All of the data below is to be output exactly as written.

(Records from a data collection)
%%
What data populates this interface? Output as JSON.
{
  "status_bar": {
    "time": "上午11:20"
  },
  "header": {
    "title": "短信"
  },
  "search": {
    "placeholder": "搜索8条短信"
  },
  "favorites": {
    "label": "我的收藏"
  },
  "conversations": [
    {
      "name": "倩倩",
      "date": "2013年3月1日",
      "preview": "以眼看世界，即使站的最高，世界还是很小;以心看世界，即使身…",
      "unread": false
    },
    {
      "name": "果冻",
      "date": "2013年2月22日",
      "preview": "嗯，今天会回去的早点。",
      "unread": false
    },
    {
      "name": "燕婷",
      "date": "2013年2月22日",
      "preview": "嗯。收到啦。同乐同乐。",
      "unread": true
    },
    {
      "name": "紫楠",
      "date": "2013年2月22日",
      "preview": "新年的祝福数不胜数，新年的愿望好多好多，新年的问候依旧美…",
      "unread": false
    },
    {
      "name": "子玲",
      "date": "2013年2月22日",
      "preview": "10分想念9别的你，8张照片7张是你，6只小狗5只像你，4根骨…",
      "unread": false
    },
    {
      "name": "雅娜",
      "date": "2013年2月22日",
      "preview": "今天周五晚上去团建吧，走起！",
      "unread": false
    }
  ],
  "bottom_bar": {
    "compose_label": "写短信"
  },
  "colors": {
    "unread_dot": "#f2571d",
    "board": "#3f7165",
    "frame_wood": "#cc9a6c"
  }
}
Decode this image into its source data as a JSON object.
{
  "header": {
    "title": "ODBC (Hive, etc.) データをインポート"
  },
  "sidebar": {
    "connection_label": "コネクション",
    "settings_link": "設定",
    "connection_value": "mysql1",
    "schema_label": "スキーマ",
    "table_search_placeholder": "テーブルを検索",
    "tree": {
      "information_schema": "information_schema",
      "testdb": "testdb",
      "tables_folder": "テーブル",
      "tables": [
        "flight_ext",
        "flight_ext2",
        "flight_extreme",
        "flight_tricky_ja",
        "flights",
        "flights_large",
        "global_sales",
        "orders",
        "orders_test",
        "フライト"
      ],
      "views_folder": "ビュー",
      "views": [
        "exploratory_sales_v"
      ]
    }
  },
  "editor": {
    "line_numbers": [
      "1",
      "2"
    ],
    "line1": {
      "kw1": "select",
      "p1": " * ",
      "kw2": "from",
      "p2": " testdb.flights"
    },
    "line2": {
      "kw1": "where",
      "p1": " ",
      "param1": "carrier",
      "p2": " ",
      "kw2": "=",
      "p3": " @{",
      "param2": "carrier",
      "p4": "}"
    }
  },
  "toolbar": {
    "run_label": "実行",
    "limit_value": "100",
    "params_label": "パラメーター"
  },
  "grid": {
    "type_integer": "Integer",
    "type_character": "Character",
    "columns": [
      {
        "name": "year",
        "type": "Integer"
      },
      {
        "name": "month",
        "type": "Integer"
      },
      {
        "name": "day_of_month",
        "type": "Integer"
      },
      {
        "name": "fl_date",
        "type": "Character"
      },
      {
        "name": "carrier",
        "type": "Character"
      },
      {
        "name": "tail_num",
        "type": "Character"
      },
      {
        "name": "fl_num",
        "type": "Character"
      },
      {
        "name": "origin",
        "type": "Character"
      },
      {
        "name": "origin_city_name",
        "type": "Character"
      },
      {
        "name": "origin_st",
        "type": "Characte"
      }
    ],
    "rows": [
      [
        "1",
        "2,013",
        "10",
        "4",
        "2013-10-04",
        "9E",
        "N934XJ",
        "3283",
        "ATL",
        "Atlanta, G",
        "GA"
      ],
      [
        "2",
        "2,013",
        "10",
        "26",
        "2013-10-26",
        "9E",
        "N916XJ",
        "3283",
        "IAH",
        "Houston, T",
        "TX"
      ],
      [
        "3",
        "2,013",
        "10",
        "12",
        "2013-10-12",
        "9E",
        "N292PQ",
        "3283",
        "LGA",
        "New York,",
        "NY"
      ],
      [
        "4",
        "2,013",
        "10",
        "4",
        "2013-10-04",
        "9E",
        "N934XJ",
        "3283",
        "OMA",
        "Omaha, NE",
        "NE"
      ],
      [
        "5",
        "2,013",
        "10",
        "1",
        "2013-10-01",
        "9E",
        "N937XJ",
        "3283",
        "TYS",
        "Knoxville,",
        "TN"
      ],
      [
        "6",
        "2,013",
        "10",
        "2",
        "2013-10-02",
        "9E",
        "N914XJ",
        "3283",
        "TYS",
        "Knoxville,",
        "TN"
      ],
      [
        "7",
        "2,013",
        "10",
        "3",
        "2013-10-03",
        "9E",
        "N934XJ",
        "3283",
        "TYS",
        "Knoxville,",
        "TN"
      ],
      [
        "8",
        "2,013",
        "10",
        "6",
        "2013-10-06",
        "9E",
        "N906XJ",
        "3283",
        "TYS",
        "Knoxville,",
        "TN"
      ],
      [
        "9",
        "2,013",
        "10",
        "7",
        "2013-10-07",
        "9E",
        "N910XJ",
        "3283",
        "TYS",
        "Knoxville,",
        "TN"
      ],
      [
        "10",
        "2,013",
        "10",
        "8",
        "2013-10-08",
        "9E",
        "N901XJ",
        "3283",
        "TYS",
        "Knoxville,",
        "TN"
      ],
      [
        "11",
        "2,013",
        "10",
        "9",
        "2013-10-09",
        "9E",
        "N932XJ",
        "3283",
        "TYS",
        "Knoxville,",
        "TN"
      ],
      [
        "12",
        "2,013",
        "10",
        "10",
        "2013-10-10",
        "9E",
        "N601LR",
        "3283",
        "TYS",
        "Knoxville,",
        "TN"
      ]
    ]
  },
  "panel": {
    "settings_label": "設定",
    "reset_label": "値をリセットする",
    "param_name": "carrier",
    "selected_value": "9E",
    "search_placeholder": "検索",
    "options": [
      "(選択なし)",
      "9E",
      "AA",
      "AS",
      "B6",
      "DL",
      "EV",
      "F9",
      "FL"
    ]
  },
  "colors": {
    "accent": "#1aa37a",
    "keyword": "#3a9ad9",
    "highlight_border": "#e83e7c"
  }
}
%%
**TASK SOLUTION**
What data populates this interface? Output as JSON.
{
  "status_bar": {
    "time": "上午11:20"
  },
  "header": {
    "title": "短信"
  },
  "search": {
    "placeholder": "搜索8条短信"
  },
  "favorites": {
    "label": "我的收藏"
  },
  "conversations": [
    {
      "name": "倩倩",
      "date": "2013年3月1日",
      "preview": "以眼看世界，即使站的最高，世界还是很小;以心看世界，即使身…",
      "unread": false
    },
    {
      "name": "果冻",
      "date": "2013年2月22日",
      "preview": "嗯，今天会回去的早点。",
      "unread": false
    },
    {
      "name": "燕婷",
      "date": "2013年2月22日",
      "preview": "嗯。收到啦。同乐同乐。",
      "unread": true
    },
    {
      "name": "紫楠",
      "date": "2013年2月22日",
      "preview": "新年的祝福数不胜数，新年的愿望好多好多，新年的问候依旧美…",
      "unread": false
    },
    {
      "name": "子玲",
      "date": "2013年2月22日",
      "preview": "10分想念9别的你，8张照片7张是你，6只小狗5只像你，4根骨…",
      "unread": false
    },
    {
      "name": "雅娜",
      "date": "2013年2月22日",
      "preview": "今天周五晚上去团建吧，走起！",
      "unread": false
    }
  ],
  "bottom_bar": {
    "compose_label": "写短信"
  },
  "colors": {
    "unread_dot": "#f2571d",
    "board": "#3f7165",
    "frame_wood": "#cc9a6c"
  }
}
Decode this image into its source data as a JSON object.
{
  "header": {
    "title": "ODBC (Hive, etc.) データをインポート"
  },
  "sidebar": {
    "connection_label": "コネクション",
    "settings_link": "設定",
    "connection_value": "mysql1",
    "schema_label": "スキーマ",
    "table_search_placeholder": "テーブルを検索",
    "tree": {
      "information_schema": "information_schema",
      "testdb": "testdb",
      "tables_folder": "テーブル",
      "tables": [
        "flight_ext",
        "flight_ext2",
        "flight_extreme",
        "flight_tricky_ja",
        "flights",
        "flights_large",
        "global_sales",
        "orders",
        "orders_test",
        "フライト"
      ],
      "views_folder": "ビュー",
      "views": [
        "exploratory_sales_v"
      ]
    }
  },
  "editor": {
    "line_numbers": [
      "1",
      "2"
    ],
    "line1": {
      "kw1": "select",
      "p1": " * ",
      "kw2": "from",
      "p2": " testdb.flights"
    },
    "line2": {
      "kw1": "where",
      "p1": " ",
      "param1": "carrier",
      "p2": " ",
      "kw2": "=",
      "p3": " @{",
      "param2": "carrier",
      "p4": "}"
    }
  },
  "toolbar": {
    "run_label": "実行",
    "limit_value": "100",
    "params_label": "パラメーター"
  },
  "grid": {
    "type_integer": "Integer",
    "type_character": "Character",
    "columns": [
      {
        "name": "year",
        "type": "Integer"
      },
      {
        "name": "month",
        "type": "Integer"
      },
      {
        "name": "day_of_month",
        "type": "Integer"
      },
      {
        "name": "fl_date",
        "type": "Character"
      },
      {
        "name": "carrier",
        "type": "Character"
      },
      {
        "name": "tail_num",
        "type": "Character"
      },
      {
        "name": "fl_num",
        "type": "Character"
      },
      {
        "name": "origin",
        "type": "Character"
      },
      {
        "name": "origin_city_name",
        "type": "Character"
      },
      {
        "name": "origin_st",
        "type": "Characte"
      }
    ],
    "rows": [
      [
        "1",
        "2,013",
        "10",
        "4",
        "2013-10-04",
        "9E",
        "N934XJ",
        "3283",
        "ATL",
        "Atlanta, G",
        "GA"
      ],
      [
        "2",
        "2,013",
        "10",
        "26",
        "2013-10-26",
        "9E",
        "N916XJ",
        "3283",
        "IAH",
        "Houston, T",
        "TX"
      ],
      [
        "3",
        "2,013",
        "10",
        "12",
        "2013-10-12",
        "9E",
        "N292PQ",
        "3283",
        "LGA",
        "New York,",
        "NY"
      ],
      [
        "4",
        "2,013",
        "10",
        "4",
        "2013-10-04",
        "9E",
        "N934XJ",
        "3283",
        "OMA",
        "Omaha, NE",
        "NE"
      ],
      [
        "5",
        "2,013",
        "10",
        "1",
        "2013-10-01",
        "9E",
        "N937XJ",
        "3283",
        "TYS",
        "Knoxville,",
        "TN"
      ],
      [
        "6",
        "2,013",
        "10",
        "2",
        "2013-10-02",
        "9E",
        "N914XJ",
        "3283",
        "TYS",
        "Knoxville,",
        "TN"
      ],
      [
        "7",
        "2,013",
        "10",
        "3",
        "2013-10-03",
        "9E",
        "N934XJ",
        "3283",
        "TYS",
        "Knoxville,",
        "TN"
      ],
      [
        "8",
        "2,013",
        "10",
        "6",
        "2013-10-06",
        "9E",
        "N906XJ",
        "3283",
        "TYS",
        "Knoxville,",
        "TN"
      ],
      [
        "9",
        "2,013",
        "10",
        "7",
        "2013-10-07",
        "9E",
        "N910XJ",
        "3283",
        "TYS",
        "Knoxville,",
        "TN"
      ],
      [
        "10",
        "2,013",
        "10",
        "8",
        "2013-10-08",
        "9E",
        "N901XJ",
        "3283",
        "TYS",
        "Knoxville,",
        "TN"
      ],
      [
        "11",
        "2,013",
        "10",
        "9",
        "2013-10-09",
        "9E",
        "N932XJ",
        "3283",
        "TYS",
        "Knoxville,",
        "TN"
      ],
      [
        "12",
        "2,013",
        "10",
        "10",
        "2013-10-10",
        "9E",
        "N601LR",
        "3283",
        "TYS",
        "Knoxville,",
        "TN"
      ]
    ]
  },
  "panel": {
    "settings_label": "設定",
    "reset_label": "値をリセットする",
    "param_name": "carrier",
    "selected_value": "9E",
    "search_placeholder": "検索",
    "options": [
      "(選択なし)",
      "9E",
      "AA",
      "AS",
      "B6",
      "DL",
      "EV",
      "F9",
      "FL"
    ]
  },
  "colors": {
    "accent": "#1aa37a",
    "keyword": "#3a9ad9",
    "highlight_border": "#e83e7c"
  }
}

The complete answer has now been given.